John Bean was a consummate cinematographer. One who the ACS were proud to have as a member of our Society.
He embodied all the qualities that make a great cameraman.
Instinct: Beanie knew where to be to get the best shot. His timing was impeccable.
Eye: He had a fantastic eye for composition and light.
Character: He was a man you could talk to, and he listened. He was a great thinker, both of images and words. His images were a real part of his character.
Technique: There weren’t many better. With a camera in his hand, he owned the world. It was truly an extension of himself.
Craft: He was a true craftsman, he knew what the camera could do and then he pushed it further, and further. He knew his lenses backwards and he knew the limitations of technology. But this craft, his craft had a real humanity about it.
Humanity: Beanie was a man with great integrity. He cared about all those in front of his lens and he wept with them, felt compassion for them, laughed with them, went into bat for them. He was as honest as the day is long, particularly with his images.
Team: He was a great team player and everything he shot was for the greater good.
I spoke to John on many occasions when he would call into my office on Riverside Drive. Many of those times it was to enter his work into the ACS Awards. Even then it was as though John was doing this for everyone, not just himself. He would talk about wanting to do “better stuff” as he put it, I’d let him know he was already doing better stuff. He’d smile, broadly and say, “You know what I mean.” John was so good, it will certainly be a loss not to look at his beautiful and thought provoking images.
I have no trouble comparing Beanie to Damian Parer and Neil Davis, he was cast in that mould.
He possessed a great generosity of spirit and was always prepared to have a yarn and to share the knowledge.
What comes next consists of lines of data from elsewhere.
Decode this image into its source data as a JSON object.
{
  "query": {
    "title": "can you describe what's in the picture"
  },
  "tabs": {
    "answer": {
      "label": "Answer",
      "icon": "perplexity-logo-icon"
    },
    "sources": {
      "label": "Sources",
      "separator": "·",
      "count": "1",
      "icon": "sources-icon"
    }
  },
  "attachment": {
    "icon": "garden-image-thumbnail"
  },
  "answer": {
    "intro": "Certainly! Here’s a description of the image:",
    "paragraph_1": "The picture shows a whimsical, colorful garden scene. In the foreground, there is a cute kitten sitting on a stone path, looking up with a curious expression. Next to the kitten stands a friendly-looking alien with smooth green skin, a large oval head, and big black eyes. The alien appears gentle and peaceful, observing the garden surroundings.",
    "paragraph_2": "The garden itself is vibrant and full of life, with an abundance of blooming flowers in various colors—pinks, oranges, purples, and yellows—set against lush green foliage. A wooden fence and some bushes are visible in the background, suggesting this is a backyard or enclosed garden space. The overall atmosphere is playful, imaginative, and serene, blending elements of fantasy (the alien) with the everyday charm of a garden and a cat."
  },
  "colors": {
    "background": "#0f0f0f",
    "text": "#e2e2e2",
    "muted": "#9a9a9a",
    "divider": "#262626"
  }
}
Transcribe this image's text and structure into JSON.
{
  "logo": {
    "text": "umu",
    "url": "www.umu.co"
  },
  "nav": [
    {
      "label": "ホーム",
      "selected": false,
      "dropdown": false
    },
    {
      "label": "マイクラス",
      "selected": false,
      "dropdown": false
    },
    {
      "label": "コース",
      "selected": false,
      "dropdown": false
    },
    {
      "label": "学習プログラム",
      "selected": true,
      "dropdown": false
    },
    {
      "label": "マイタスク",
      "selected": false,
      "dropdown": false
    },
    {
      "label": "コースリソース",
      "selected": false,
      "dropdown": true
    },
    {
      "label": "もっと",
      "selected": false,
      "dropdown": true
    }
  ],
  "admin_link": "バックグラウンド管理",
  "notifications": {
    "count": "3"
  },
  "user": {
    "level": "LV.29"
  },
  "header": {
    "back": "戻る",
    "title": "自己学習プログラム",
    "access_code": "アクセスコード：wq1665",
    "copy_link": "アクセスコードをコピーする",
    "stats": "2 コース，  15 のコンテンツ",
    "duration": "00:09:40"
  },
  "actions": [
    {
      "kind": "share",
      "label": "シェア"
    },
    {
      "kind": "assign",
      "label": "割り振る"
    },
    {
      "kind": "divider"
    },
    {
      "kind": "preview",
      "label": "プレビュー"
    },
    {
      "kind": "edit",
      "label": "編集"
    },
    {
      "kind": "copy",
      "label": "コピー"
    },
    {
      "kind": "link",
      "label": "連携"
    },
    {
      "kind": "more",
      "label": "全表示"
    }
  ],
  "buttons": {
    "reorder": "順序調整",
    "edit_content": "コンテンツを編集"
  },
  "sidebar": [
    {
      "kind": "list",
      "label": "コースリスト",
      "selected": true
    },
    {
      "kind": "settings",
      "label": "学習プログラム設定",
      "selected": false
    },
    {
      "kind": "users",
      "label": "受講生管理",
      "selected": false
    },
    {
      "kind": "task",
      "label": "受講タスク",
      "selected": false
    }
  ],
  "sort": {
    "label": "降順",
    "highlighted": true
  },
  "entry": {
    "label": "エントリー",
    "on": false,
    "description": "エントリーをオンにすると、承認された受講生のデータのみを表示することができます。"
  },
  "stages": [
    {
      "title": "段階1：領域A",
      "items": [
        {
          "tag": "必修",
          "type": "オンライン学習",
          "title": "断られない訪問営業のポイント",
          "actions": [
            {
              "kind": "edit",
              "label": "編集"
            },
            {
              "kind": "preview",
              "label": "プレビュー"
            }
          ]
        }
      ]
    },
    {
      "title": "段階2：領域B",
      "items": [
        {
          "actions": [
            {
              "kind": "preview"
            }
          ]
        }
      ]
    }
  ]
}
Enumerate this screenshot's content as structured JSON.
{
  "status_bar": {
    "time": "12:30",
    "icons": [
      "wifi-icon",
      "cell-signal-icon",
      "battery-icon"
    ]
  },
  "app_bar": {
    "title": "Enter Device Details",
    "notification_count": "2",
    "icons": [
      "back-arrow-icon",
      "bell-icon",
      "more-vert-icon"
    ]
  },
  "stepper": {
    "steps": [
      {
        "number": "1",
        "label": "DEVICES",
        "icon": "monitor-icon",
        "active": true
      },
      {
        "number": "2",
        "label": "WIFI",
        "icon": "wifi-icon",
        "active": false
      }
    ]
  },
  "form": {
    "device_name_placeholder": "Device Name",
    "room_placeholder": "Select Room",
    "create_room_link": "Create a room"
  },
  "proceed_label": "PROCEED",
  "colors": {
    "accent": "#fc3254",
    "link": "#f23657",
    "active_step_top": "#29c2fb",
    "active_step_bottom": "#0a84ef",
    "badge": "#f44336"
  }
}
He was a fine cinematographer, but more than that he was a fine man. One I’m proud to have known and shared a few, albeit brief moments with
Ron Johanson ACS